═════ Dataset content

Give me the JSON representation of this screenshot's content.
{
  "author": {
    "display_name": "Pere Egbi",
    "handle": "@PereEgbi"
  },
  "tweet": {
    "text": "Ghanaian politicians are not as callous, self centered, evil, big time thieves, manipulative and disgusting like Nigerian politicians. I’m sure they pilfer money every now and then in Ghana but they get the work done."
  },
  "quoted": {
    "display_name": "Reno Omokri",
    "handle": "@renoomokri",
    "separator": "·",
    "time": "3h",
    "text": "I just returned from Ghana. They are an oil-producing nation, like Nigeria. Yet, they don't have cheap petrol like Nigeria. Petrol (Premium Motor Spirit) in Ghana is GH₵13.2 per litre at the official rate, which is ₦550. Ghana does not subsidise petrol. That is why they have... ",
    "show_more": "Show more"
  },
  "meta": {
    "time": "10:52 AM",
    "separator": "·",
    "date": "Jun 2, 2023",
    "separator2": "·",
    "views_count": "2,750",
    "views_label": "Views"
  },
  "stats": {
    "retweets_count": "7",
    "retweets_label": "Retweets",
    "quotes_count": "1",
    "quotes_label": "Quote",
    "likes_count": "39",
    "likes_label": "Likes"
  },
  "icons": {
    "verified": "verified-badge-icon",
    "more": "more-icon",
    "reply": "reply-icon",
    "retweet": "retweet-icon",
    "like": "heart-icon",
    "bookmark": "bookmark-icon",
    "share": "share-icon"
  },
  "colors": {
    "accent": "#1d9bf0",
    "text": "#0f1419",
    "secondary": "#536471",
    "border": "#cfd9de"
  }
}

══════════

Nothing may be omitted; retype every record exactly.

__Answer to this problem__.
Give me the JSON representation of this screenshot's content.
{
  "author": {
    "display_name": "Pere Egbi",
    "handle": "@PereEgbi"
  },
  "tweet": {
    "text": "Ghanaian politicians are not as callous, self centered, evil, big time thieves, manipulative and disgusting like Nigerian politicians. I’m sure they pilfer money every now and then in Ghana but they get the work done."
  },
  "quoted": {
    "display_name": "Reno Omokri",
    "handle": "@renoomokri",
    "separator": "·",
    "time": "3h",
    "text": "I just returned from Ghana. They are an oil-producing nation, like Nigeria. Yet, they don't have cheap petrol like Nigeria. Petrol (Premium Motor Spirit) in Ghana is GH₵13.2 per litre at the official rate, which is ₦550. Ghana does not subsidise petrol. That is why they have... ",
    "show_more": "Show more"
  },
  "meta": {
    "time": "10:52 AM",
    "separator": "·",
    "date": "Jun 2, 2023",
    "separator2": "·",
    "views_count": "2,750",
    "views_label": "Views"
  },
  "stats": {
    "retweets_count": "7",
    "retweets_label": "Retweets",
    "quotes_count": "1",
    "quotes_label": "Quote",
    "likes_count": "39",
    "likes_label": "Likes"
  },
  "icons": {
    "verified": "verified-badge-icon",
    "more": "more-icon",
    "reply": "reply-icon",
    "retweet": "retweet-icon",
    "like": "heart-icon",
    "bookmark": "bookmark-icon",
    "share": "share-icon"
  },
  "colors": {
    "accent": "#1d9bf0",
    "text": "#0f1419",
    "secondary": "#536471",
    "border": "#cfd9de"
  }
}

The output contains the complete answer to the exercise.